Required work: Report each line of the entries below that includes "badssl".

Page and application data records
▼

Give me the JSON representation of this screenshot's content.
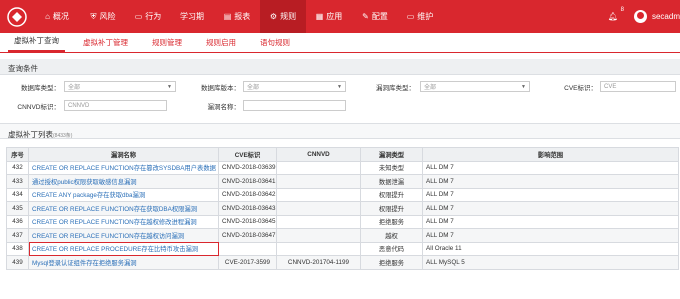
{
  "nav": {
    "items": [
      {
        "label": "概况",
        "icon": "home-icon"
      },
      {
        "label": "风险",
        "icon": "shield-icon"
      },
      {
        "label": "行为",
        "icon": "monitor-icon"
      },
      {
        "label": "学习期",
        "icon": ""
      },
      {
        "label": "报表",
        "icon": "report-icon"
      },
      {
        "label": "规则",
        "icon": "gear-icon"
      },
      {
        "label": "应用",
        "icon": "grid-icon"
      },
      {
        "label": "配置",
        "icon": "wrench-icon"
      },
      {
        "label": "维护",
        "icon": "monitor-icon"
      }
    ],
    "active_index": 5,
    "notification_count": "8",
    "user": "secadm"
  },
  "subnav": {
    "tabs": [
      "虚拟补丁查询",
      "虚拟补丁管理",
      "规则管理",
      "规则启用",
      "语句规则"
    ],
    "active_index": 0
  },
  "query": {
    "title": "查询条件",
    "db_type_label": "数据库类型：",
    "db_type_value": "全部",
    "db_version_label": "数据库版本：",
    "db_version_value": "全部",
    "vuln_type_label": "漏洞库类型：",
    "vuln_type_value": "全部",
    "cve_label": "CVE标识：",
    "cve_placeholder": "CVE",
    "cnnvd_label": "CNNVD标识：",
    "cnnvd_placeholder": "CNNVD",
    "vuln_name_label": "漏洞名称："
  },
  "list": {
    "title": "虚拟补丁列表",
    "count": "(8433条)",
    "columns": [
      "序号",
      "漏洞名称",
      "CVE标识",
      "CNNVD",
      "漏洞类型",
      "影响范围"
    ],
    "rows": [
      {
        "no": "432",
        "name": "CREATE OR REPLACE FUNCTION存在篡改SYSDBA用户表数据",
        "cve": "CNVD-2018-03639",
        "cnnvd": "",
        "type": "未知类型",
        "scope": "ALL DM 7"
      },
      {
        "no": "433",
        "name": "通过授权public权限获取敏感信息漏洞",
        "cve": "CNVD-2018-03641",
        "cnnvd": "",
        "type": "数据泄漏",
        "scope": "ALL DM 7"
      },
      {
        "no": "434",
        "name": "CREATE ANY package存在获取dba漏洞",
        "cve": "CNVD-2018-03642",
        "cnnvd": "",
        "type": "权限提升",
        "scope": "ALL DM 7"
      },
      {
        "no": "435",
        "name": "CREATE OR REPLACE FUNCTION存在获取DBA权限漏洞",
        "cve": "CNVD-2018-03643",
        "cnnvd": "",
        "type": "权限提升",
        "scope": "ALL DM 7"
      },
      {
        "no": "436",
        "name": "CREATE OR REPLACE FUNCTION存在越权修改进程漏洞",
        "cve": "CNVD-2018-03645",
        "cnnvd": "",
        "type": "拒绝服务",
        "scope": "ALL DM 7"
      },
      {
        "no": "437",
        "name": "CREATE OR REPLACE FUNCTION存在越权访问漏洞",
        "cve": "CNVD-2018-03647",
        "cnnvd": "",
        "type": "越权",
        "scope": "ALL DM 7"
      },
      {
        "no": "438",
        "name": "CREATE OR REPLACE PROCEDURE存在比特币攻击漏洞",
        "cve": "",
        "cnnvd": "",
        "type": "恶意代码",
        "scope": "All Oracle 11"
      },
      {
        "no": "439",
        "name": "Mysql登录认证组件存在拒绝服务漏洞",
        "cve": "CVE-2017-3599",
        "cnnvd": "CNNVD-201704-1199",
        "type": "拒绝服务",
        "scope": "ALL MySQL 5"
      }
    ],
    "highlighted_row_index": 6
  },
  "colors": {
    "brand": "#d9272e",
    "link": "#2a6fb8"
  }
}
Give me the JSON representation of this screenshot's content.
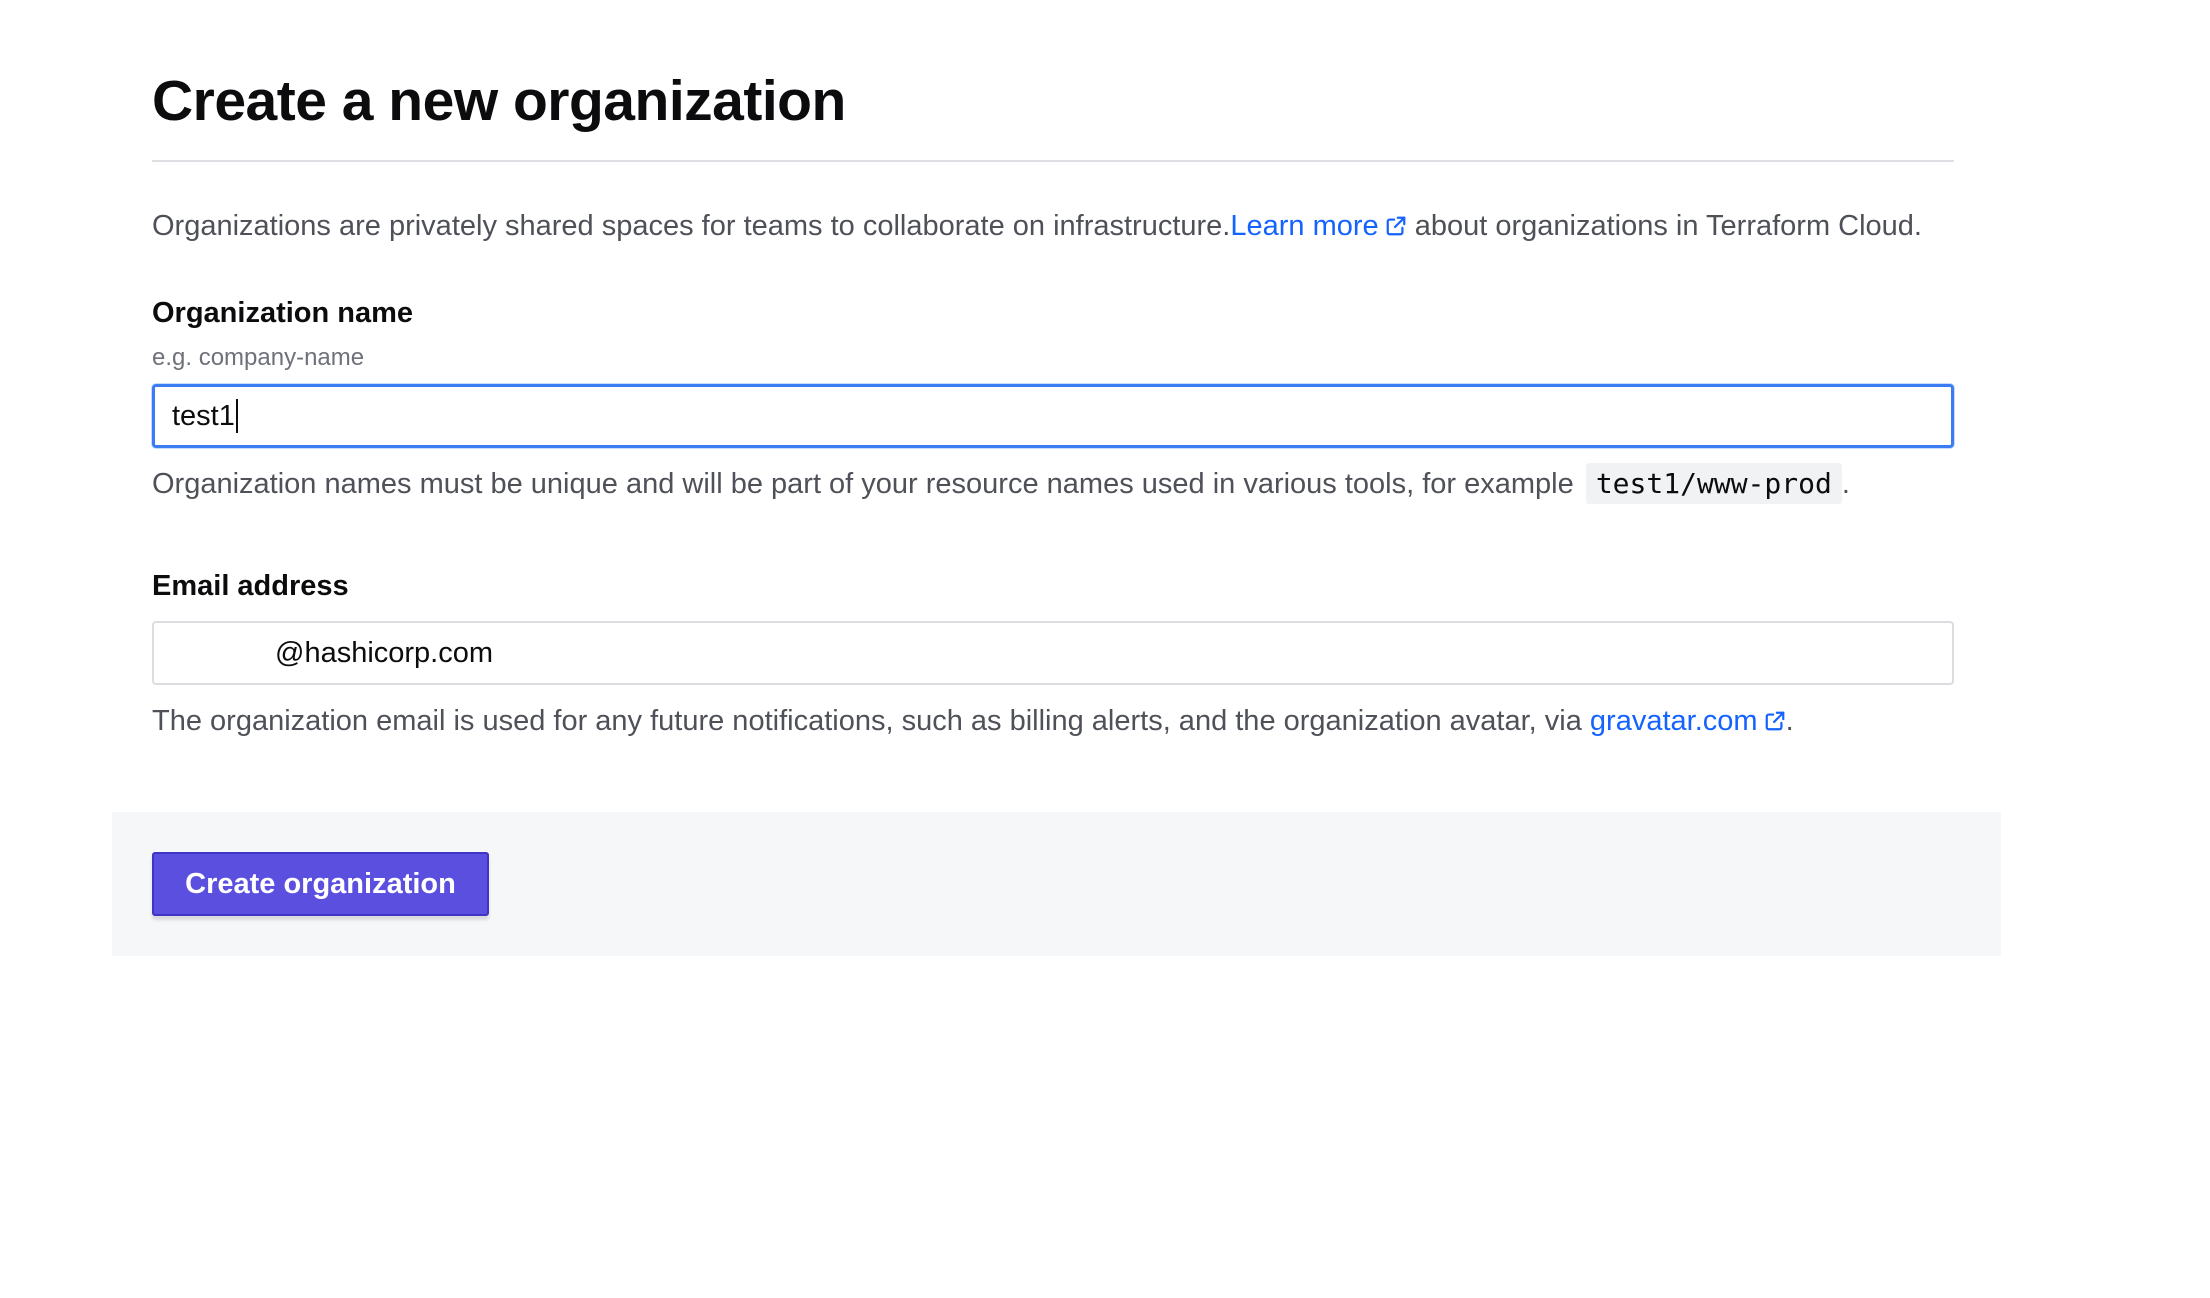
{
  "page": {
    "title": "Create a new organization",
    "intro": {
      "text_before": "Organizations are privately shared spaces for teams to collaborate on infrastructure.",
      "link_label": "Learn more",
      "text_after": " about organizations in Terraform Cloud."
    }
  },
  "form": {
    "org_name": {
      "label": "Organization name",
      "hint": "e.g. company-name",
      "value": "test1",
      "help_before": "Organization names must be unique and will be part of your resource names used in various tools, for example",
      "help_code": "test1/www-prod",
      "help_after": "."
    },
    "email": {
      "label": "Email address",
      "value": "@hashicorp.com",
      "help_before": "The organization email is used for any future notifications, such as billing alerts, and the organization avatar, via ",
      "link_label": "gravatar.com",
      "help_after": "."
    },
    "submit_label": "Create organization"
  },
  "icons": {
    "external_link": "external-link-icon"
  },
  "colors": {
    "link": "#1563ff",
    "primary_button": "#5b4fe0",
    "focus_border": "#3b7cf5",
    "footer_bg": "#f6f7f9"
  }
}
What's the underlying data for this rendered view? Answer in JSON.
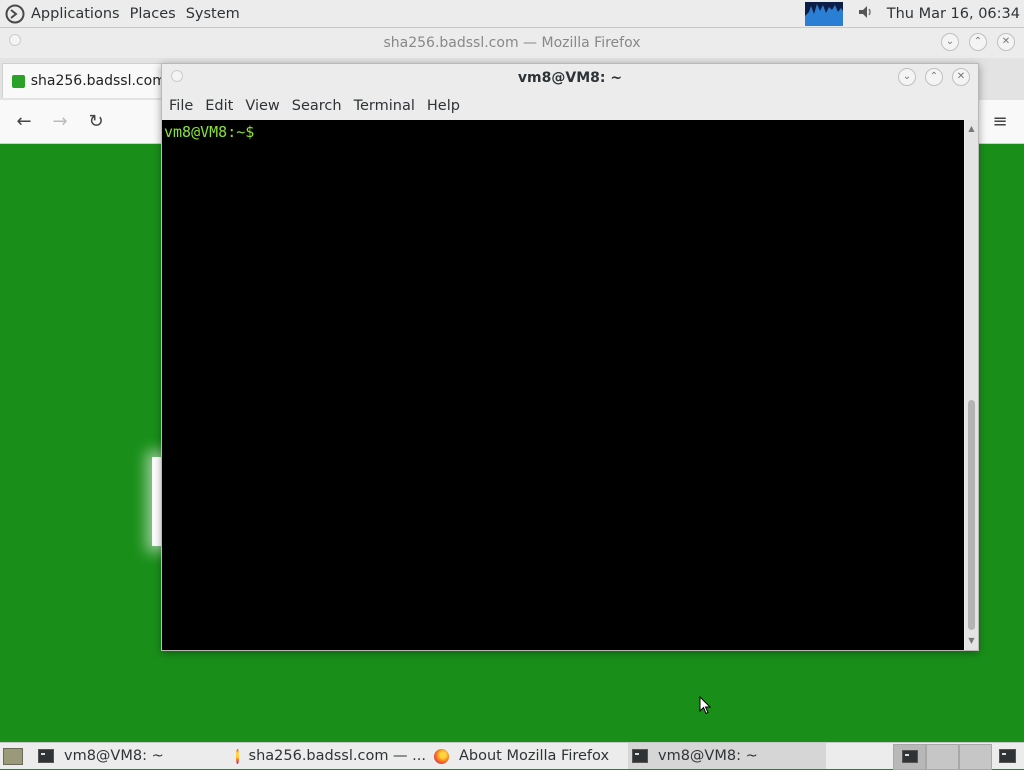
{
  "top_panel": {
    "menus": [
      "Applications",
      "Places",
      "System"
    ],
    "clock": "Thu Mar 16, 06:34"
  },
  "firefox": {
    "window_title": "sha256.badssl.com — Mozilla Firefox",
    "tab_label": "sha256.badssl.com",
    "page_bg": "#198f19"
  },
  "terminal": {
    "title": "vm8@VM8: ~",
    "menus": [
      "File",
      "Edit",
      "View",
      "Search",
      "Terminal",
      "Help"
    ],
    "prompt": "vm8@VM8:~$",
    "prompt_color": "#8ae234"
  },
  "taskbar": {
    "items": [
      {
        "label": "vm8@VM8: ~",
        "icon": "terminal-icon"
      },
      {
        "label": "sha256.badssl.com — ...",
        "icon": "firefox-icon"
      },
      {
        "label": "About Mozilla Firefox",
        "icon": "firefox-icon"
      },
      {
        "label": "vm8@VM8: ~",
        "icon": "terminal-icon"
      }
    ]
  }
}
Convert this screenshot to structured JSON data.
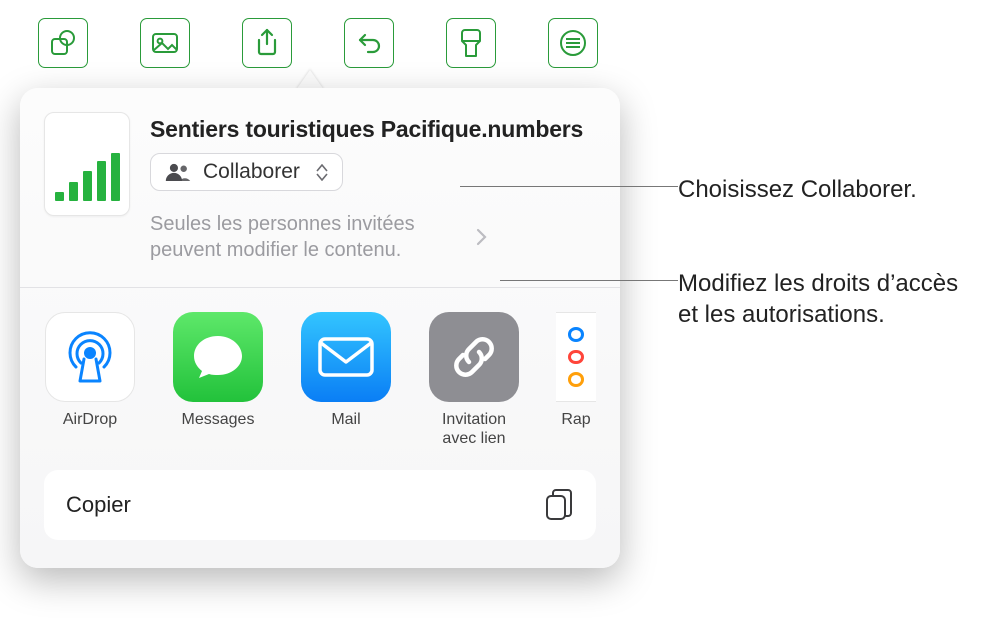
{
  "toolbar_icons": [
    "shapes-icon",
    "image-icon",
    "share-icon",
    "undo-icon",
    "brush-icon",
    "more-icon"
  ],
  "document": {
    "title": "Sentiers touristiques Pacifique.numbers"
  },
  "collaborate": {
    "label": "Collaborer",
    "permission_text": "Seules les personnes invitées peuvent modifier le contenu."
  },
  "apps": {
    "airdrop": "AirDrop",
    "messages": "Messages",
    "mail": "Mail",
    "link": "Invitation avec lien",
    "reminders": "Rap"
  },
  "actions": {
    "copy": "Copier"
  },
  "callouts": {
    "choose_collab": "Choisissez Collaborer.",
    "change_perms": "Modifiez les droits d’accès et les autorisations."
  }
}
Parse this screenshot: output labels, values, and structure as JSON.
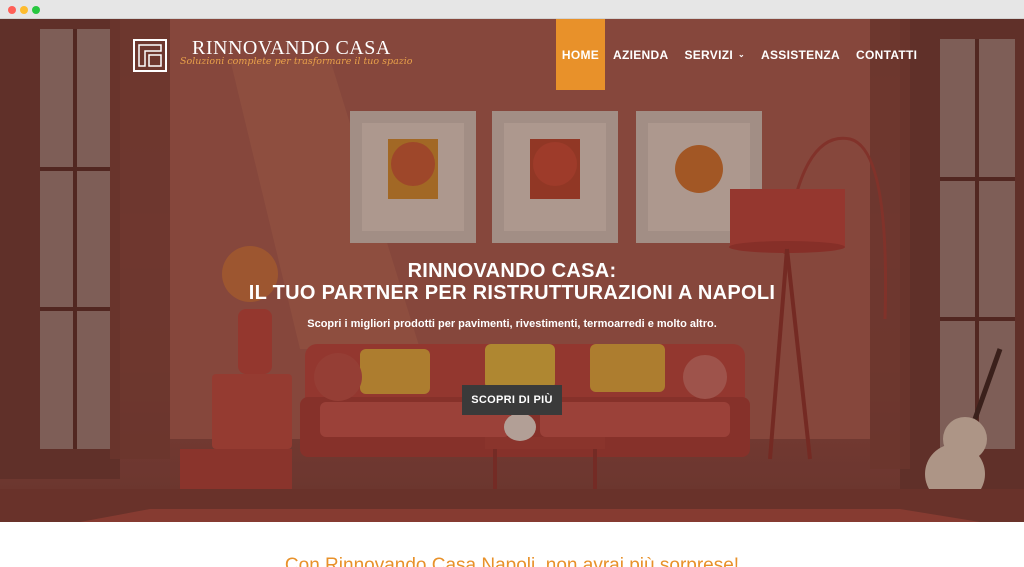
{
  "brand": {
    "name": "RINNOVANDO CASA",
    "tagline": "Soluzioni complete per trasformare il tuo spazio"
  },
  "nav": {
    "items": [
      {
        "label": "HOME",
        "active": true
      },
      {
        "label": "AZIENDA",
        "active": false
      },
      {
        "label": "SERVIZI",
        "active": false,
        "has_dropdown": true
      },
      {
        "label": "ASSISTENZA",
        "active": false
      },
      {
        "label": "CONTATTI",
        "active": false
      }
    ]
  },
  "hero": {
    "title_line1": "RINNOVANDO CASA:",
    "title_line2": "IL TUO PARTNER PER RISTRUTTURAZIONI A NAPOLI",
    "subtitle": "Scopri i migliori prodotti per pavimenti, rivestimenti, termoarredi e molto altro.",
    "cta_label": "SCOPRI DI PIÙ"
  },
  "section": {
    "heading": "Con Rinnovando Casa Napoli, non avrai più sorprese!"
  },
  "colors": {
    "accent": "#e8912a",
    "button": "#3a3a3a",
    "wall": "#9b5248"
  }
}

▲

Response:
    "window_title": "sha256.badssl.com — Mozilla Firefox",
    "tab_label": "sha256.badssl.com",
        "label": "sha256.badssl.com — ...",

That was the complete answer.